// . //  Insights //  Optimizing New Member Morbidity With 3 Vital Steps

One of the biggest challenges for payers in the Affordable Care Act (ACA) individual market is managing a population’s risk scores relative to the population’s underlying morbidity. In the individual ACA market, payers are limited in the population risk factors for which they are allowed to price. At the state level, each ACA market has a risk adjustment program, where payers that have enrolled high risk members (but have been unable to sufficiently price for such members) get financial payments funded by payers that have enrolled low risk members (relative to the premiums they charged). This risk transfer can be a material component of the payer’s financial results each year (as an example, risk transfers were projected to be as much as +/-30% premiums for individual payers in the 2024 Florida individual market rate filings) and is not fully known until nearly mid-way through the year following the performance year. This mechanism, while providing some benefit to market stability, can also create challenges for health plans, particularly smaller ones.

Understanding the dynamics of risk adjustment in ACA markets

The risk adjustment program within each state is a “zero-sum” game. That is, the risk transfers paid to health plans that enrolled “higher risk than can be priced for” members can only equal the amounts paid from health plans that enrolled “lower risk than can be priced for” members. There is an incentive on both sides of this equation to ensure that risk scores, then, are appropriate for the morbidity of the population enrolled, and that each health plan is maintaining this level of appropriateness at the same rate as the overall market.

One challenge in the individual market to understanding a population’s true morbidity burden is the level of enrollment churn. This market is particularly price sensitive, and changing carriers is common. In addition, members may be churning in/out of Medicaid due to the end of the public health emergency, or from plans that have exited or entered the market. A member’s new health plan may have no claims history on them, which poses a challenge to ensure that underlying morbidity will be appropriately captured through a concurrent risk score model.

Three ways to optimize new member morbidity

In our experience, a best practices approach to having a robust perspective on new member morbidity is represented within a three-pronged framework of data mining, provider outreach, and patient monitoring.

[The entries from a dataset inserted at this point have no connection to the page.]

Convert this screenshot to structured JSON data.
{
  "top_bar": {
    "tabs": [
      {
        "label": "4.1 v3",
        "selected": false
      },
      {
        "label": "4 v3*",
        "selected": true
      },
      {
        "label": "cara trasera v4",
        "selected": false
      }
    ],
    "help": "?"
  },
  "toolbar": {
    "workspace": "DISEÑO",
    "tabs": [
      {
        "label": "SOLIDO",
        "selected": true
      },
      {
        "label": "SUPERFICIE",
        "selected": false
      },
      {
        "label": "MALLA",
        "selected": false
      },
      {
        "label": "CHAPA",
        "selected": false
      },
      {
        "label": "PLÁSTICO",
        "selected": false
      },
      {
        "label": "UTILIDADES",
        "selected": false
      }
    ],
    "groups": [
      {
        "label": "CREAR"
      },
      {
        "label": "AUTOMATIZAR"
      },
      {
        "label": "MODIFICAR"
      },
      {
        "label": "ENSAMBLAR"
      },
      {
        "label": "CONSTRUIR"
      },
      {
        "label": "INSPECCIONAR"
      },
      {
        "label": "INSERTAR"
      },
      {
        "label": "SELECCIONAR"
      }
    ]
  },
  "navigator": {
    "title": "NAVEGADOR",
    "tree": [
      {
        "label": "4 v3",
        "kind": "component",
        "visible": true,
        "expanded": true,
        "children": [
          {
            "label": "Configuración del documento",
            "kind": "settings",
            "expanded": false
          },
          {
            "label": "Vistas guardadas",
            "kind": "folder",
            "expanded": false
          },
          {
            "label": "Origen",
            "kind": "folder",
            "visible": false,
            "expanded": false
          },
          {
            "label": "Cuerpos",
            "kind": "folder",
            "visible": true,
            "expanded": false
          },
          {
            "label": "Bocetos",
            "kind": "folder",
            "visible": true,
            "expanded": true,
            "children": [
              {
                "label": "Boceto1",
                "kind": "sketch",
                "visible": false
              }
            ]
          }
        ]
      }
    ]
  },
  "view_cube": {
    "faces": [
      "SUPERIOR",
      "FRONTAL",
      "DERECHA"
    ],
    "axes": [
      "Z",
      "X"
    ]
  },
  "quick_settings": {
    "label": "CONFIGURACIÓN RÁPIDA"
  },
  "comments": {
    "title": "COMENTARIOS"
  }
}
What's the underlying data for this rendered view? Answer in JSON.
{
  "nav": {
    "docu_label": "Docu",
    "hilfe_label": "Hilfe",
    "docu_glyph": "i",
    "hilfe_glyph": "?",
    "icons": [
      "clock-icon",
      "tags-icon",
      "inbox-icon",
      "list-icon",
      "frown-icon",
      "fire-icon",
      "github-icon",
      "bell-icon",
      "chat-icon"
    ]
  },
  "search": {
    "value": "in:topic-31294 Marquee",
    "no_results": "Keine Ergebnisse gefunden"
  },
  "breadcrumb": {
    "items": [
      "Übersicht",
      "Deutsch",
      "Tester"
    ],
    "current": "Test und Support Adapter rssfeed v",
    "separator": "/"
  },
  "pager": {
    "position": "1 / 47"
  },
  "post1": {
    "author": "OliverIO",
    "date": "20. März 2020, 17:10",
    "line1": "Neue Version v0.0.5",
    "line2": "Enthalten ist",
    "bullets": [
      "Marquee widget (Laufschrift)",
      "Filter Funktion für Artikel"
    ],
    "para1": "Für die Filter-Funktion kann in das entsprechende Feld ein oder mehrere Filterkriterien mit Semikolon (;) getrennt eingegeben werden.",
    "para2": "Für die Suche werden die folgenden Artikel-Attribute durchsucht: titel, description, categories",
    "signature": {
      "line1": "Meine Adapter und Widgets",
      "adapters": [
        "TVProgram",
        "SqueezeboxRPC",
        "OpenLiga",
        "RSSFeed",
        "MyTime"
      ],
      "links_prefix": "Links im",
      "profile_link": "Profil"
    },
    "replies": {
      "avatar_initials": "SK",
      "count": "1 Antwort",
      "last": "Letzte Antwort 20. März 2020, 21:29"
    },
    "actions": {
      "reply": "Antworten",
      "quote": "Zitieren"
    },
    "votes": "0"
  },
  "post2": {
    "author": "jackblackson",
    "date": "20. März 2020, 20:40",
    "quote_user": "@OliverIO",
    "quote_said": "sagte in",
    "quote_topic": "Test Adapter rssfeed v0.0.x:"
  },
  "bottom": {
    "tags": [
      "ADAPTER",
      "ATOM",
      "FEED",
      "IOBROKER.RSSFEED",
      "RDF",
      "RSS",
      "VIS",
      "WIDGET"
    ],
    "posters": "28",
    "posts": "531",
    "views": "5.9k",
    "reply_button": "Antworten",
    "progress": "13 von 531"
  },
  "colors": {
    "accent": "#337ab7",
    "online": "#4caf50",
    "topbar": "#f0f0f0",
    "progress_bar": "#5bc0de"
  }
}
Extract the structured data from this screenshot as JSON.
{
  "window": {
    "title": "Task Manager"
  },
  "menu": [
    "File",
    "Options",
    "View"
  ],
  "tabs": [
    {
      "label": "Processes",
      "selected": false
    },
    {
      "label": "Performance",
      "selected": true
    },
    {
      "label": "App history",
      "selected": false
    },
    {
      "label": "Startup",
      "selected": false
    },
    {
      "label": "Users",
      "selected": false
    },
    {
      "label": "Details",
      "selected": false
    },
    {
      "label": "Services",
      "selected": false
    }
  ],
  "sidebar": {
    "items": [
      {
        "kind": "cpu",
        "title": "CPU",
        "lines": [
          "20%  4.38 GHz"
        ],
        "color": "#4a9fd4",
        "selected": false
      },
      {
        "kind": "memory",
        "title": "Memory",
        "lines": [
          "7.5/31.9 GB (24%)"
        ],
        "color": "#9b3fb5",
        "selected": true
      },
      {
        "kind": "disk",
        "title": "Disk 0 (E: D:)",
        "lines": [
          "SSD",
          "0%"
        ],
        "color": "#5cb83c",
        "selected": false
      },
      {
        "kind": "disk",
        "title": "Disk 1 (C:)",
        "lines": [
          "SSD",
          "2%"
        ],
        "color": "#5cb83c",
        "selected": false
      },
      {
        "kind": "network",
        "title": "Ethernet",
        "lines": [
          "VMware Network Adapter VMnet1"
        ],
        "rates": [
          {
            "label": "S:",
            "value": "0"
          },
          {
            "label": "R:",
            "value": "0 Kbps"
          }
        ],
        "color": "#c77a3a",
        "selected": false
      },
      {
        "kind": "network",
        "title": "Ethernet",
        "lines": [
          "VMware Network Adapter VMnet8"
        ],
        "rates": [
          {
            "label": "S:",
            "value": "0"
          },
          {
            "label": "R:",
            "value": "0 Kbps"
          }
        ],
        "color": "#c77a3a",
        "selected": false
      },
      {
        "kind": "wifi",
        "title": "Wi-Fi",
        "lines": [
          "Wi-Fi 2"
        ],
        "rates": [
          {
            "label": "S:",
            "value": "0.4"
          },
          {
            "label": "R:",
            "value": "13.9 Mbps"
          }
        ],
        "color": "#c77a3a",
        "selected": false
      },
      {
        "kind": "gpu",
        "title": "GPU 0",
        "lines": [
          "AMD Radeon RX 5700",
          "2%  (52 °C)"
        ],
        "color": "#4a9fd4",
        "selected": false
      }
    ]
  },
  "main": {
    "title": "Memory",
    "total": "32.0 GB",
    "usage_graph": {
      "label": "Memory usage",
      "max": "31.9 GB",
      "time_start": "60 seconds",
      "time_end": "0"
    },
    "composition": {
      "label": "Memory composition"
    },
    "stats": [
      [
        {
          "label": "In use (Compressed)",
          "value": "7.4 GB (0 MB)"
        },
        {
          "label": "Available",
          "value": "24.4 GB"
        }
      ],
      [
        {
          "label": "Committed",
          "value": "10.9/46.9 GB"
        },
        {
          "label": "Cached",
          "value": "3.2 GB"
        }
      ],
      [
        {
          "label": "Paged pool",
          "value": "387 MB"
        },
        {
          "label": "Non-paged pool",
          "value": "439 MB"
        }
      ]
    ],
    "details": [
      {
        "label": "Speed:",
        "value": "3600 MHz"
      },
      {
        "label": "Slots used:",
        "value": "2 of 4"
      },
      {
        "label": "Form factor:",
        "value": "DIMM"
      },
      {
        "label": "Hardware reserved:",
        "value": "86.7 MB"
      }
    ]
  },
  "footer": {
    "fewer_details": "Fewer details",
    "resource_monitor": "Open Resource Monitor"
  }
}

1. Leveraging data mining to supplement medical claims with real-time data

  • Prescription drug data: Analyzing the unique combination of drugs a patient takes often provides insight into the presence of chronic conditions driving risk models.
  • Lab data: More complex than traditional claims data, but contains more objective measures of patient health, such as blood markers for specific conditions, and can be highly predictive of precursors for risk-adjustable conditions.
  • Electronic Medical Records (EMRs): EMRs represent the most real-time information from a patient visit, with physician notes that may provide critical insights into diagnoses and information related to clinical disease history.
  • Universal Member Identifiers: Many entities have different systems for different business segments. Establishing universal members identifiers across systems and lines of business allows for the tracking of more complex clinical history (for instance, membership churn between Managed Medicaid and ACA).

2. Empowering providers with patient history insights through outreach

  • Providers need to be given the resources to access all critical information related to their patients’ risk adjustable history.
  • Patient portals can be deployed to request clinical history from the patient and/or their previous providers.
  • Provider-facing profiles can be deployed to include “clues” such as historically coded conditions, previously prescribed medications, and tracking of annual wellness visits.

3. Enhancing primary care through patient monitoring and outreach

  • Providers and health plans should coordinate the monitoring of patient panels and upcoming visits to ensure annual wellness visits are occurring each year.
  • These visits have the highest likelihood of triggering accurate and appropriate coding of risk-adjustable conditions.
  • Increased primary care utilization feeds data elements for future tracking, reporting, and accurate code capture.

Overall, payers and providers need to work closely with one another to set up accurate and consistent practices for managing newly enrolled members or patients new to providers. Providers managing current patients that are new to the health plan have critical information on that patient’s clinical history that the health plan does not. Additionally, health plans need to leverage as many data sources as possible to empower their provider partners with the resources to appropriately and consistently code patient conditions.

A continual feedback loop of data analytics, provider outreach, and patient visit monitoring allows health plans to prospectively think about their ACA populations and optimize the appropriate capture of risk regardless of the concurrent nature of the risk adjustment. Managing risk coding and transfer payments is a core competency in the ACA market, and particularly critical as payers look to grow sustainably.